This is why crises are so exciting and frightening at the same time. They involve a fundamental uncertainty as to what is going on, how long it will take and what types of technologies, institutions and policies will bring it to an end. As I argued in this New Statesman piece, one feature of our current predicament is that we don't yet know what we've come to the end of precisely. A new fluidity opens up, between moral problems of values and economic ones of value, and we confront the strange truth that the entire realm of 'the economy' as a separate thing is really a fiction. This uncomfortable realism only be suppressed again once a new settlement is established, in which a new form of socio-economic division is established, which is both economically effective and morally acceptable.
If current questions of 'responsible' and 'popular' capitalism are to be posed seriously, then we need to be clear about how far moral critique can (and must) currently penetrate. During times of stability, businesses and politicians raise moral questions of values, almost as matters of consumer preference.* This is the function of corporate social responsibility, which is a form of self-regulation at best, and green-washing at worst. During times of crisis, things are far more profound. It is no long a question of what moral values are to be added to utilitarian economic structures, but what moral values are to constitute a future definition of economic value.
This is what I was trying to communicate in my recent paper on employee ownership. In arguing that 'wellbeing' and 'patience' must be central business 'values' of any post-crisis capitalism, I was not intending that these are somehow nice things, which we really ought to think about a bit more. More fundamentally, the fact that the previous model had failed to account adequately for human psychology on the one hand, and for long-term outcomes on the other, was actually at the heart of how and why the crisis occurred. It follows that any resolution of the crisis will necessarily rest on a new notion of economic value, which somehow factors in these moral values.
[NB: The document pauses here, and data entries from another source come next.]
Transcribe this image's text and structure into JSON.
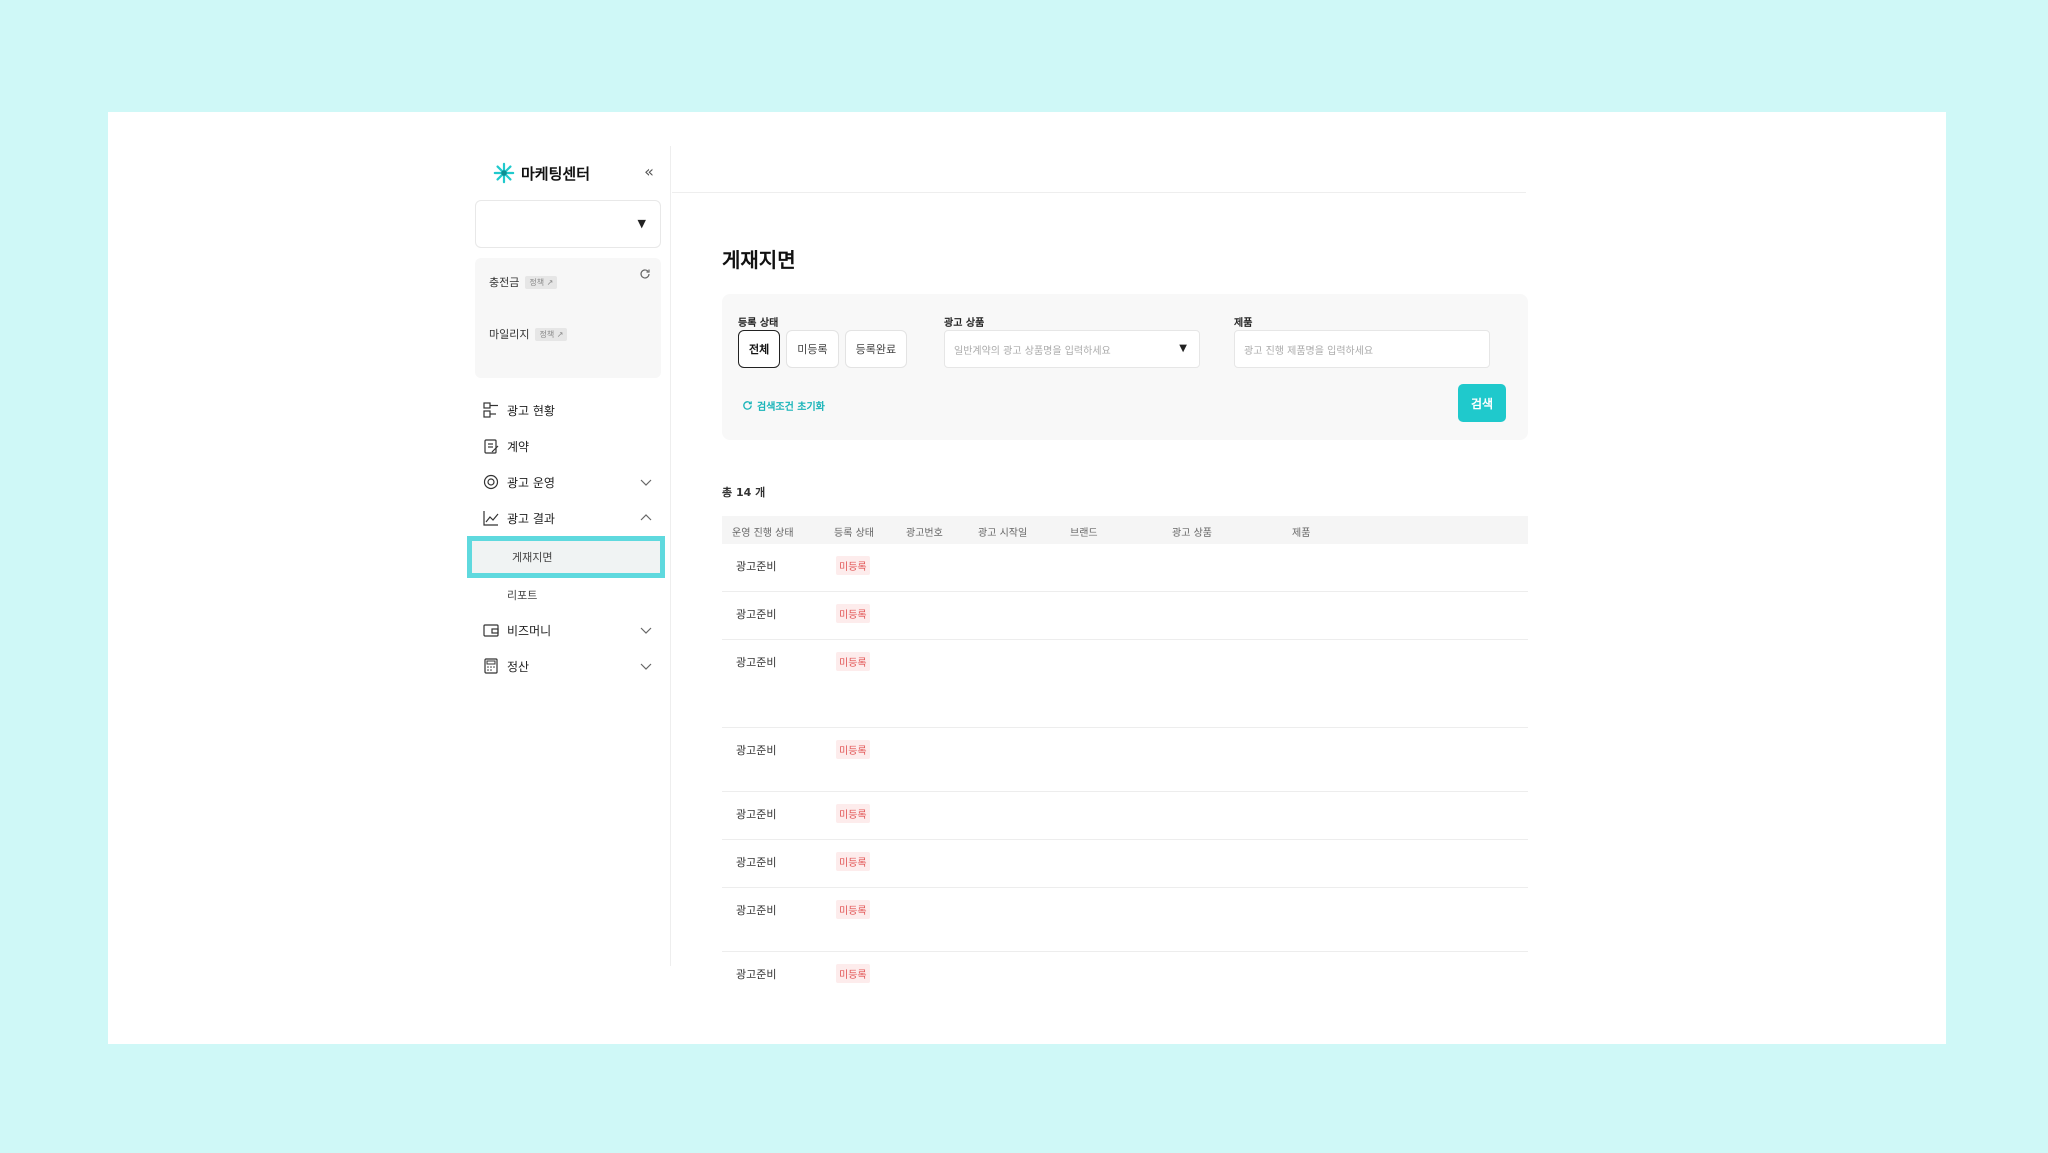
{
  "app": {
    "logo_text": "마케팅센터",
    "collapse_icon": "chevron-double-left-icon"
  },
  "account_select": {
    "value": ""
  },
  "balance": {
    "deposit_label": "충전금",
    "mileage_label": "마일리지",
    "policy_tag": "정책 ↗"
  },
  "menu": {
    "items": [
      {
        "label": "광고 현황",
        "icon": "dashboard-icon"
      },
      {
        "label": "계약",
        "icon": "contract-icon"
      },
      {
        "label": "광고 운영",
        "icon": "target-icon"
      },
      {
        "label": "광고 결과",
        "icon": "chart-line-icon"
      },
      {
        "label": "비즈머니",
        "icon": "wallet-icon"
      },
      {
        "label": "정산",
        "icon": "calculator-icon"
      }
    ],
    "sub_items": [
      {
        "label": "게재지면"
      },
      {
        "label": "리포트"
      }
    ]
  },
  "page": {
    "title": "게재지면"
  },
  "filter": {
    "status_label": "등록 상태",
    "status_options": [
      "전체",
      "미등록",
      "등록완료"
    ],
    "product_label": "광고 상품",
    "product_placeholder": "일반계약의 광고 상품명을 입력하세요",
    "item_label": "제품",
    "item_placeholder": "광고 진행 제품명을 입력하세요",
    "reset_label": "검색조건 초기화",
    "search_label": "검색"
  },
  "summary": {
    "total": "총 14 개"
  },
  "table": {
    "headers": [
      "운영 진행 상태",
      "등록 상태",
      "광고번호",
      "광고 시작일",
      "브랜드",
      "광고 상품",
      "제품"
    ],
    "rows": [
      {
        "op_status": "광고준비",
        "reg_status": "미등록"
      },
      {
        "op_status": "광고준비",
        "reg_status": "미등록"
      },
      {
        "op_status": "광고준비",
        "reg_status": "미등록"
      },
      {
        "op_status": "광고준비",
        "reg_status": "미등록"
      },
      {
        "op_status": "광고준비",
        "reg_status": "미등록"
      },
      {
        "op_status": "광고준비",
        "reg_status": "미등록"
      },
      {
        "op_status": "광고준비",
        "reg_status": "미등록"
      },
      {
        "op_status": "광고준비",
        "reg_status": "미등록"
      }
    ]
  },
  "colors": {
    "accent": "#1fc9cc",
    "highlight": "#5fd9de",
    "unregistered_text": "#e25656",
    "unregistered_bg": "#fdecec",
    "background": "#cff8f7"
  }
}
If the new public debates about capitalism are to be more than rhetorical, they will need to move beyond obviously moral issues, such as inequality and who 'deserves' what. The term 'fairness', like 'equity', keeps morality safely confined to certain classically moral issues, from where it is unlikely to interfere in the distribution of political power (as I argued in this openDemocracy piece. I was delighted to discover amongst The Browser's quotations yesterday Scott Adams' "fairness is a concept so dumb people could participate in arguments"). Instead, it needs to take on economic institutions of ownership, governance, democracy, valuation, audit and performance measurement. There are some encouraging signs that this might be beginning to happen.
* I once worked at a research consultancy which was in the process of re-branding itself, and wanted to engage its staff in identifying its core 'values'. This resulted in a hilarious, Python-esque all-staff meeting in which one individual would opine "I think 'trust' should be one of them", which would then be met with a response from elsewhere "'trust' is rubbish! 'Integrity' is far better!", which in turn would be shot down by "nonsense! 'Leadership' is clearly the best". And so on, depressingly confirming Milton Friedman's famous dictum that "over values, men can only fight".